c. 1998 Religion News Service
VANCOUVER, British Columbia _ The moderator of the United Church of Canada has issued the strongest apology yet of any Canadian church group for his denomination’s complicity in the”pain and suffering”caused by the now-defunct residential school system for native Indians.
Bill Phipps said Tuesday his denomination is”truly and most humbly sorry”for the thousands of young Indians who were physically, sexually and emotionally abused at residential schools, which were funded by the federal government and operated by churches.
Phipps said in an interview he doesn’t know of any Canadian denomination or government that has officially issued such a”bald”acknowledgment of blame for its role in running some of the 130 native Indian residential schools that dotted Canada until the last ones were disbanded in the 1970s.
The strong statement from the United Church _ it has issued two earlier statements _ comes in the midst of other recent revelations and reports on child sexual abuse within religious groups, including boarding schools for children of members of the Hare Krishna movement during the 1970s and into the mid-1980s, and, separately, the children of missionaries from the U.S.-based Christian and Missionary Alliance, Gospel Missionary Union and missionary organizations at a boarding school in Africa between 1950 and 1971.
The United Church, Canada’s largest Protestant denomination with 800,000 members, ran about one-fifth of the country’s residential schools, which it admits were created to force Indians to assimilate into European culture and religion. The majority of the schools were operated by the Oblate Brothers of the Roman Catholic Church.
More than 10 clergy and church officials from the United, Anglican and Catholic denominations have so far been convicted of molesting hundreds of native boys and girls who were required to eat, sleep, work and study at the schools.
The highest Catholic official in North America ever charged with a sex crime, former Prince George, B.C., Bishop Hubert O’Connor, served five months in jail after being convicted of molesting girls in 1996. But the conviction, which related to when he was principal of a B.C. residential school in the 1960s, were quashed on appeal in May of this year.

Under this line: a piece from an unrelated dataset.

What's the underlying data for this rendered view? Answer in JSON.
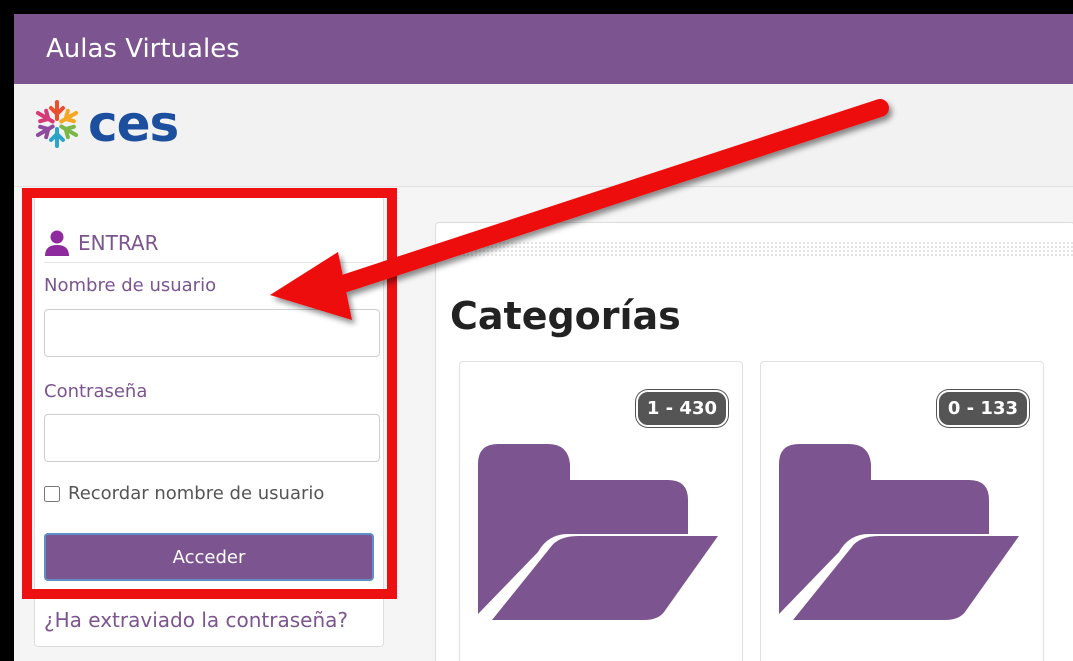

As a result of the clergy sex crimes, more than 1,400 native Indians have launched civil suits against the United, Anglican and Catholic churches.
Catholic officials, such as Canadian Conference of Catholic Bishops vice-president Gerald Weisner, have expressed worry that the lawsuits could bankrupt churches.
Phipps, on the other hand, said it’s important to issue an apology at the same time the United Church is contesting a recent precedent-setting B.C. Supreme Court decision that concluded the churches and federal government are equally liable for compensating victims of residential schools.”The lawsuits have made the residential school system the lightning rod, or even a metaphor, for our overall relation to the First Nations people,”Phipps said in an interview.
While Phipps acknowledged many in the United Church are justifiably nervous that Tuesday’s apology will increase the financial liability of the 800,000-member United Church to lawsuits, the vast majority of the denomination’s 70-member executive decided this week it was worth the risk.
However, Willie Blackwater, one of 30 native Indians who is seeking damages after being sexually assaulted by dormitory supervisor Arthur Plint at a United Church-run residential school on Vancouver Island, said the United Church should also pay victims if it’s serious about apologizing.”They should advise the court that they are prepared to accept legal responsibility equally with Canada for the assaults we all suffered while at the school, and that they are now prepared to compensate us for those assaults,”Blackwater said.
Phipps said the United Church wanted to issue the apology at this time because questions of legal liability are”very complexâÂ?¦and subject to argument and debate and legal niceties.” The legal issues will be decided either by the courts, Phipps said, or through what he called”an alternative settlement process”over a long period of time.”And even if we resolve the court cases, that’s only the beginning,”Phipps said.”If Canadians don’t understand the huge fault line that lies at the heart of our society, as symbolized by the residential schools, then we’re really missing opportunities to move forward to healing as a nation.” Phipps, who has earned a reputation as a theological and political progressive, said he was terribly saddened by the death on Monday (Oct. 26) of Darryl Watts, one of the students of the Port Alberni school in the 1950s and ’60s who was suing the United Church and the government of Canada.
If Watts’ death is determined to be a suicide, as many suspect, he would be the second suicide among sexual-abuse victims at the Port Alberni school.
Phipps’ apology on Tuesday follows two much more general statements of regret to native Indians that the United Church released in 1986 and 1997.
Explaining the necessity for three different statements, Phipps said:”Repentance is a long road and its going to need to go on for generations.” DEA END TODD